It’s after he exchanges a few words with the guest of honour that he decides to sack Salter – but the ‘infinitely agreeable sense of well-being’ he feels before his own Castro-length speech makes him change his mind, and he moves Salter sideways instead. We’ve been told in Part 1 how moves of editorship seem arbitrary, and now we’ve seen how it works. What else to say about Lord Copper? He’s one of those characters whose needs and wants are at an infantile level, like Kätchen and most of the inmates of Boot Magna. Enough said.
Anything else? In Waugh’s universe – both before and after his conversion to Catholicism in 1930 – human nature is a pathetic thing and all human institutions are defective. The workings of Downing Street are as ramshackle as at The Beast, so when the request for a knighthood for Boot arrives, guess who gets the honour instead of our man. (Julia Stitch claims the credit for it, but that’s women for you. The only other woman outside Boot Magna – where they’re all unspeakable, whatever their class – is Kätchen, writing to Boot from Madagascar and still asking for money. No, there are some other women: the ‘cropped amazons’ on an expedition to the South Pole, pursued by the other Boot, now on The Beast’s payroll. How we laughed.)

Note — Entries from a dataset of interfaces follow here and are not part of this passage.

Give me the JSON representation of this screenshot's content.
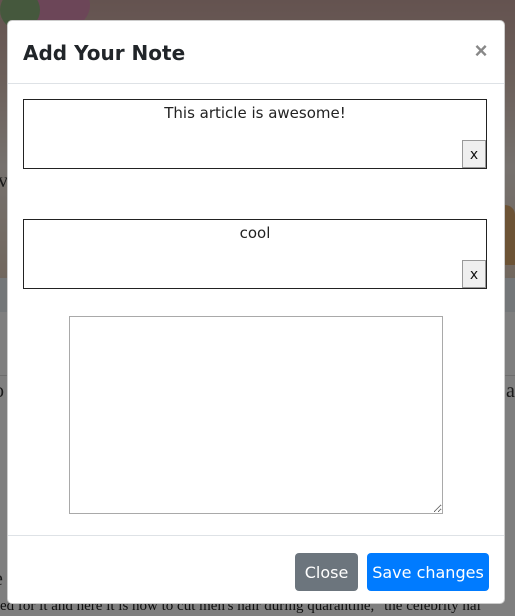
{
  "background": {
    "caption_fragment": "ed for it and here it is how to cut men's hair during quarantine,\" the celebrity hai"
  },
  "modal": {
    "title": "Add Your Note",
    "close_icon": "×",
    "notes": [
      {
        "text": "This article is awesome!",
        "delete_label": "x"
      },
      {
        "text": "cool",
        "delete_label": "x"
      }
    ],
    "new_note": {
      "value": "",
      "placeholder": ""
    },
    "footer": {
      "close_label": "Close",
      "save_label": "Save changes"
    },
    "colors": {
      "close_button": "#6c757d",
      "save_button": "#007bff"
    }
  }
}
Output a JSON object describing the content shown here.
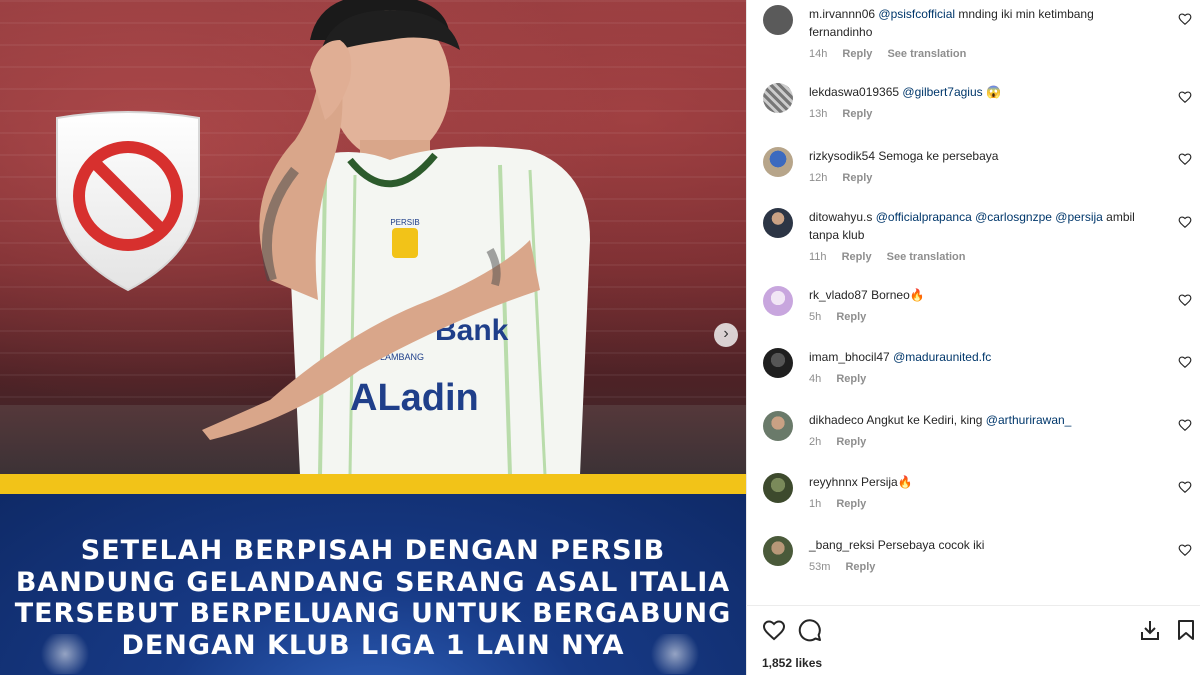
{
  "post": {
    "caption_lines": [
      "SETELAH BERPISAH DENGAN PERSIB",
      "BANDUNG GELANDANG SERANG ASAL ITALIA",
      "TERSEBUT BERPELUANG UNTUK BERGABUNG",
      "DENGAN KLUB LIGA 1 LAIN NYA"
    ],
    "jersey_text": {
      "sponsor": "ALadin",
      "badge": "PERSIB",
      "chest": "Bank",
      "sub": "LAMBANG"
    },
    "colors": {
      "banner_yellow": "#f2c318",
      "banner_blue": "#173a86",
      "ban_red": "#d7302e"
    }
  },
  "comments": [
    {
      "username": "m.irvannn06",
      "mention": "@psisfcofficial",
      "text": " mnding iki min ketimbang fernandinho",
      "time": "14h",
      "reply": "Reply",
      "translate": "See translation"
    },
    {
      "username": "lekdaswa019365",
      "mention": "@gilbert7agius",
      "text": " 😱",
      "time": "13h",
      "reply": "Reply",
      "translate": ""
    },
    {
      "username": "rizkysodik54",
      "mention": "",
      "text": "Semoga ke persebaya",
      "time": "12h",
      "reply": "Reply",
      "translate": ""
    },
    {
      "username": "ditowahyu.s",
      "mention": "@officialprapanca @carlosgnzpe @persija",
      "text": " ambil tanpa klub",
      "time": "11h",
      "reply": "Reply",
      "translate": "See translation"
    },
    {
      "username": "rk_vlado87",
      "mention": "",
      "text": "Borneo🔥",
      "time": "5h",
      "reply": "Reply",
      "translate": ""
    },
    {
      "username": "imam_bhocil47",
      "mention": "@maduraunited.fc",
      "text": "",
      "time": "4h",
      "reply": "Reply",
      "translate": ""
    },
    {
      "username": "dikhadeco",
      "mention": "",
      "text": "Angkut ke Kediri, king ",
      "mention_after": "@arthurirawan_",
      "time": "2h",
      "reply": "Reply",
      "translate": ""
    },
    {
      "username": "reyyhnnx",
      "mention": "",
      "text": "Persija🔥",
      "time": "1h",
      "reply": "Reply",
      "translate": ""
    },
    {
      "username": "_bang_reksi",
      "mention": "",
      "text": "Persebaya cocok iki",
      "time": "53m",
      "reply": "Reply",
      "translate": ""
    }
  ],
  "actions": {
    "like_icon": "heart-icon",
    "comment_icon": "comment-icon",
    "share_icon": "share-icon",
    "save_icon": "bookmark-icon",
    "likes": "1,852 likes"
  },
  "avatar_colors": [
    "#5a5a5a",
    "#8a8a8a",
    "#b7a58a",
    "#3c4a5e",
    "#d9c4e6",
    "#2a2a2a",
    "#6a7a6a",
    "#3d4a2d",
    "#6a5a4a"
  ]
}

And what about the Victorian-style tying-up of loose ends? The arbitrary distribution of favours is another of Waugh’s authorial jokes, to go alongside the ‘god from the machine’ in Part 2. In a preposterous universe – which is a given with this author – there are no rules. Justice and fairness? Don’t make me laugh. Except… the outcomes in this novel are less deadly than in Decline and Fall ten years earlier. Nobody dies (apart from the hapless explorers and missionaries in Ishmaelia’s dark past) and by the end everybody has got what they want. Which philosophy is it that suggests that God is having a joke? It’s certainly true in this one but, well, after all the pratfalls and practical jokes everyone gets a party bag to go home with. Ok, the correspondence-course lad gets the sack and the country moron gets his leg broken, but we can live with that. Waugh isn’t taking it seriously, so why should we?